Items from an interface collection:
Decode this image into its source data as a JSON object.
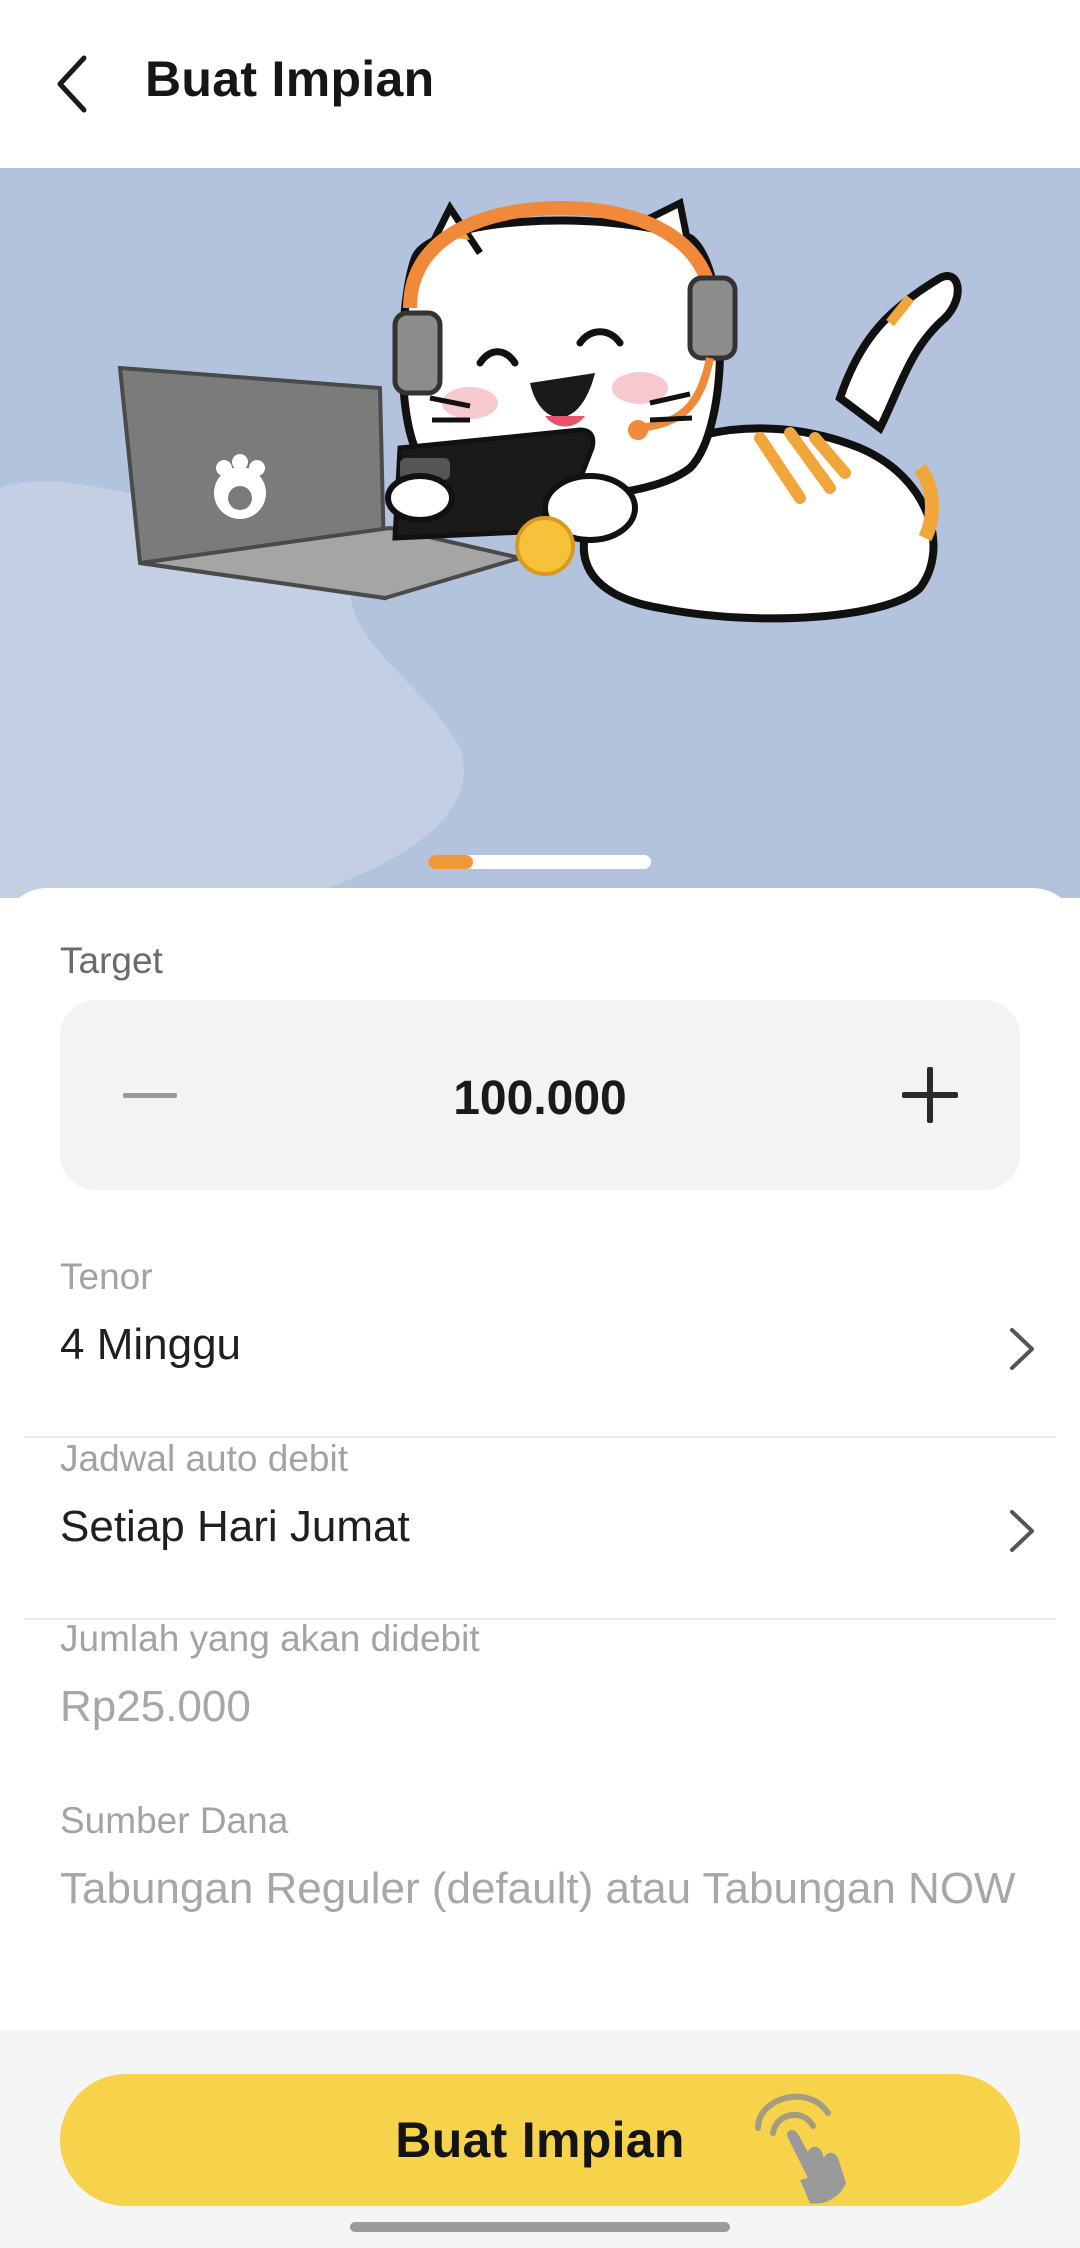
{
  "header": {
    "title": "Buat Impian",
    "back_icon": "chevron-left-icon"
  },
  "banner": {
    "illustration": "cat-with-headset-laptop-illustration",
    "background_color": "#b3c3dd",
    "pager": {
      "pages": 5,
      "active_index": 0,
      "active_color": "#ee9a38"
    }
  },
  "form": {
    "target": {
      "label": "Target",
      "value": "100.000",
      "decrement_icon": "minus-icon",
      "increment_icon": "plus-icon"
    },
    "tenor": {
      "label": "Tenor",
      "value": "4 Minggu"
    },
    "schedule": {
      "label": "Jadwal auto debit",
      "value": "Setiap Hari Jumat"
    },
    "debit_amount": {
      "label": "Jumlah yang akan didebit",
      "value": "Rp25.000"
    },
    "fund_source": {
      "label": "Sumber Dana",
      "value": "Tabungan Reguler (default) atau Tabungan NOW"
    }
  },
  "footer": {
    "button_label": "Buat Impian",
    "button_color": "#f6d34b",
    "tap_icon": "hand-tap-icon"
  }
}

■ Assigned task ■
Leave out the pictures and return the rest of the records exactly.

■ Solved exercise ■
Decode this image into its source data as a JSON object.
{
  "header": {
    "title": "Buat Impian",
    "back_icon": "chevron-left-icon"
  },
  "banner": {
    "illustration": "cat-with-headset-laptop-illustration",
    "background_color": "#b3c3dd",
    "pager": {
      "pages": 5,
      "active_index": 0,
      "active_color": "#ee9a38"
    }
  },
  "form": {
    "target": {
      "label": "Target",
      "value": "100.000",
      "decrement_icon": "minus-icon",
      "increment_icon": "plus-icon"
    },
    "tenor": {
      "label": "Tenor",
      "value": "4 Minggu"
    },
    "schedule": {
      "label": "Jadwal auto debit",
      "value": "Setiap Hari Jumat"
    },
    "debit_amount": {
      "label": "Jumlah yang akan didebit",
      "value": "Rp25.000"
    },
    "fund_source": {
      "label": "Sumber Dana",
      "value": "Tabungan Reguler (default) atau Tabungan NOW"
    }
  },
  "footer": {
    "button_label": "Buat Impian",
    "button_color": "#f6d34b",
    "tap_icon": "hand-tap-icon"
  }
}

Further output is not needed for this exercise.